Element data from apps and pages:
——
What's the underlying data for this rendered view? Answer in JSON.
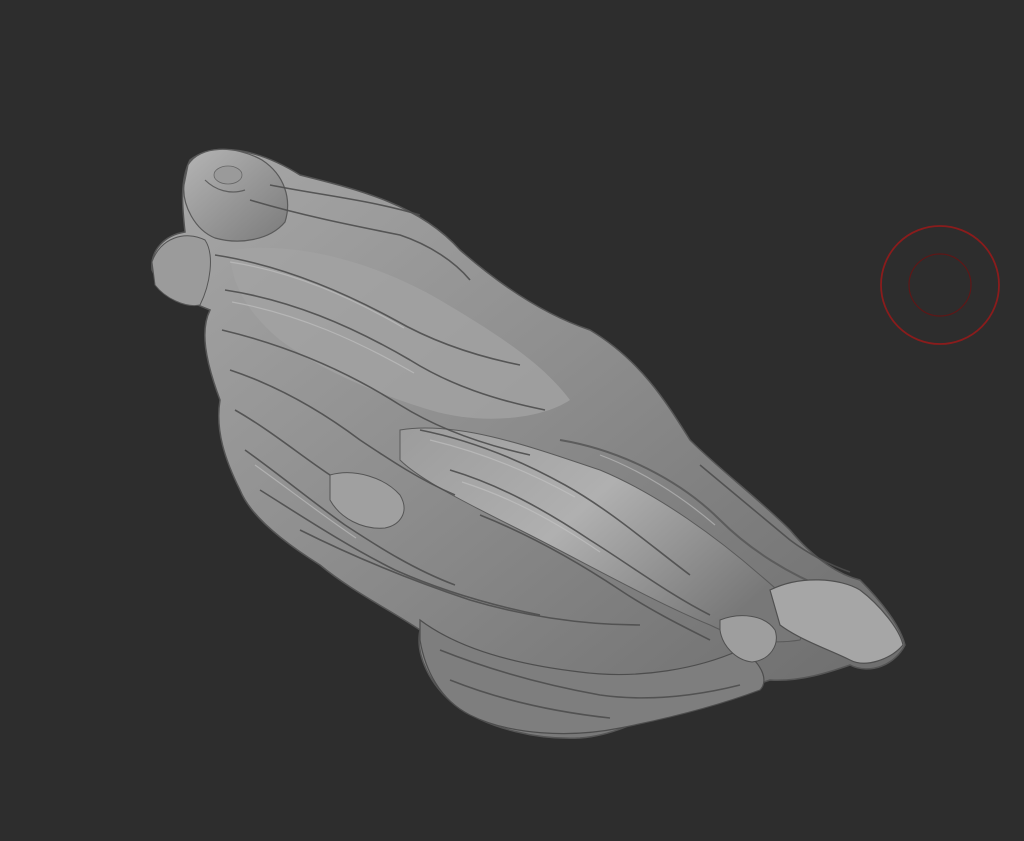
{
  "viewport": {
    "background_color": "#2d2d2d",
    "mesh_color": "#8c8c8c",
    "mesh_highlight_color": "#c4c4c4",
    "mesh_shadow_color": "#3a3a3a",
    "brush_cursor_color": "#8a1c1c"
  },
  "model": {
    "icon": "veiled-reclining-figure-sculpt"
  },
  "brush_cursor": {
    "icon": "brush-radius-ring-icon"
  }
}
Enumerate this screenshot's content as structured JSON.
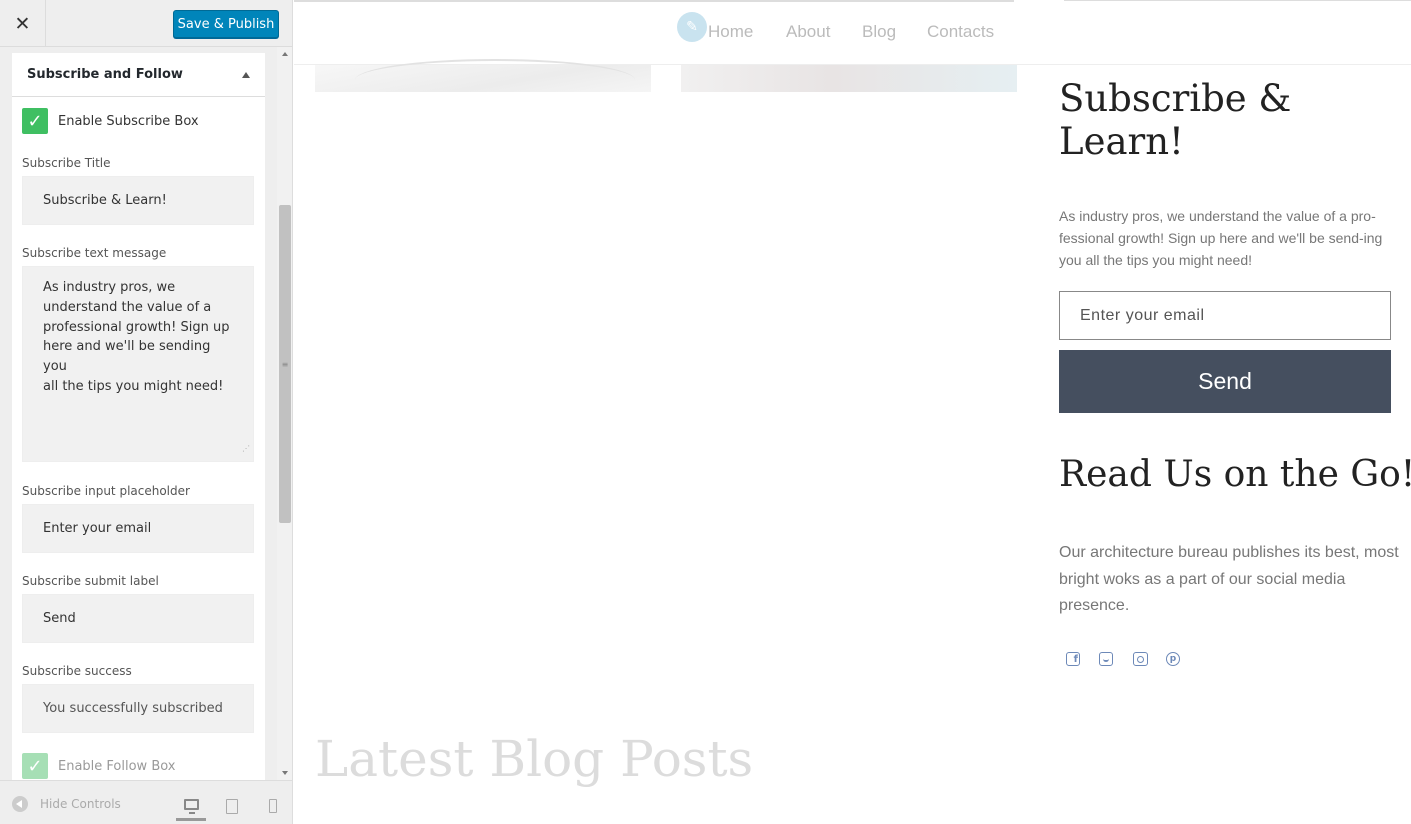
{
  "topbar": {
    "close_glyph": "✕",
    "publish_label": "Save & Publish"
  },
  "section": {
    "title": "Subscribe and Follow"
  },
  "fields": {
    "enable_subscribe_label": "Enable Subscribe Box",
    "subscribe_title_label": "Subscribe Title",
    "subscribe_title_value": "Subscribe & Learn!",
    "subscribe_text_label": "Subscribe text message",
    "subscribe_text_value": "As industry pros, we\nunderstand the value of a\nprofessional growth! Sign up\nhere and we'll be sending you\nall the tips you might need!",
    "placeholder_label": "Subscribe input placeholder",
    "placeholder_value": "Enter your email",
    "submit_label": "Subscribe submit label",
    "submit_value": "Send",
    "success_label": "Subscribe success",
    "success_value": "You successfully subscribed",
    "enable_follow_label": "Enable Follow Box",
    "checkmark_glyph": "✓"
  },
  "footer": {
    "hide_controls_label": "Hide Controls"
  },
  "preview": {
    "nav": [
      "Home",
      "About",
      "Blog",
      "Contacts"
    ],
    "edit_glyph": "✎",
    "subscribe_heading": "Subscribe & Learn!",
    "subscribe_text": "As industry pros, we understand the value of a pro-fessional growth! Sign up here and we'll be send-ing you all the tips you might need!",
    "email_placeholder": "Enter your email",
    "send_label": "Send",
    "follow_heading": "Read Us on the Go!",
    "follow_text": "Our architecture bureau publishes its best, most bright woks as a part of our social media presence.",
    "blog_heading": "Latest Blog Posts",
    "social_icons": [
      "facebook-icon",
      "twitter-icon",
      "instagram-icon",
      "pinterest-icon"
    ],
    "facebook_glyph": "f",
    "pinterest_glyph": "p"
  },
  "colors": {
    "publish_button": "#0085ba",
    "checkbox_green": "#3fbf62",
    "send_button": "#454f5f",
    "social_icon": "#6d89b8"
  }
}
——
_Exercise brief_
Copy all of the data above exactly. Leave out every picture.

_Result_
What's the underlying data for this rendered view? Answer in JSON.
{
  "viewport": {
    "background_color": "#2d2d2d",
    "mesh_color": "#8c8c8c",
    "mesh_highlight_color": "#c4c4c4",
    "mesh_shadow_color": "#3a3a3a",
    "brush_cursor_color": "#8a1c1c"
  },
  "model": {
    "icon": "veiled-reclining-figure-sculpt"
  },
  "brush_cursor": {
    "icon": "brush-radius-ring-icon"
  }
}
Enumerate this screenshot's content as structured JSON.
{
  "topbar": {
    "close_glyph": "✕",
    "publish_label": "Save & Publish"
  },
  "section": {
    "title": "Subscribe and Follow"
  },
  "fields": {
    "enable_subscribe_label": "Enable Subscribe Box",
    "subscribe_title_label": "Subscribe Title",
    "subscribe_title_value": "Subscribe & Learn!",
    "subscribe_text_label": "Subscribe text message",
    "subscribe_text_value": "As industry pros, we\nunderstand the value of a\nprofessional growth! Sign up\nhere and we'll be sending you\nall the tips you might need!",
    "placeholder_label": "Subscribe input placeholder",
    "placeholder_value": "Enter your email",
    "submit_label": "Subscribe submit label",
    "submit_value": "Send",
    "success_label": "Subscribe success",
    "success_value": "You successfully subscribed",
    "enable_follow_label": "Enable Follow Box",
    "checkmark_glyph": "✓"
  },
  "footer": {
    "hide_controls_label": "Hide Controls"
  },
  "preview": {
    "nav": [
      "Home",
      "About",
      "Blog",
      "Contacts"
    ],
    "edit_glyph": "✎",
    "subscribe_heading": "Subscribe & Learn!",
    "subscribe_text": "As industry pros, we understand the value of a pro-fessional growth! Sign up here and we'll be send-ing you all the tips you might need!",
    "email_placeholder": "Enter your email",
    "send_label": "Send",
    "follow_heading": "Read Us on the Go!",
    "follow_text": "Our architecture bureau publishes its best, most bright woks as a part of our social media presence.",
    "blog_heading": "Latest Blog Posts",
    "social_icons": [
      "facebook-icon",
      "twitter-icon",
      "instagram-icon",
      "pinterest-icon"
    ],
    "facebook_glyph": "f",
    "pinterest_glyph": "p"
  },
  "colors": {
    "publish_button": "#0085ba",
    "checkbox_green": "#3fbf62",
    "send_button": "#454f5f",
    "social_icon": "#6d89b8"
  }
}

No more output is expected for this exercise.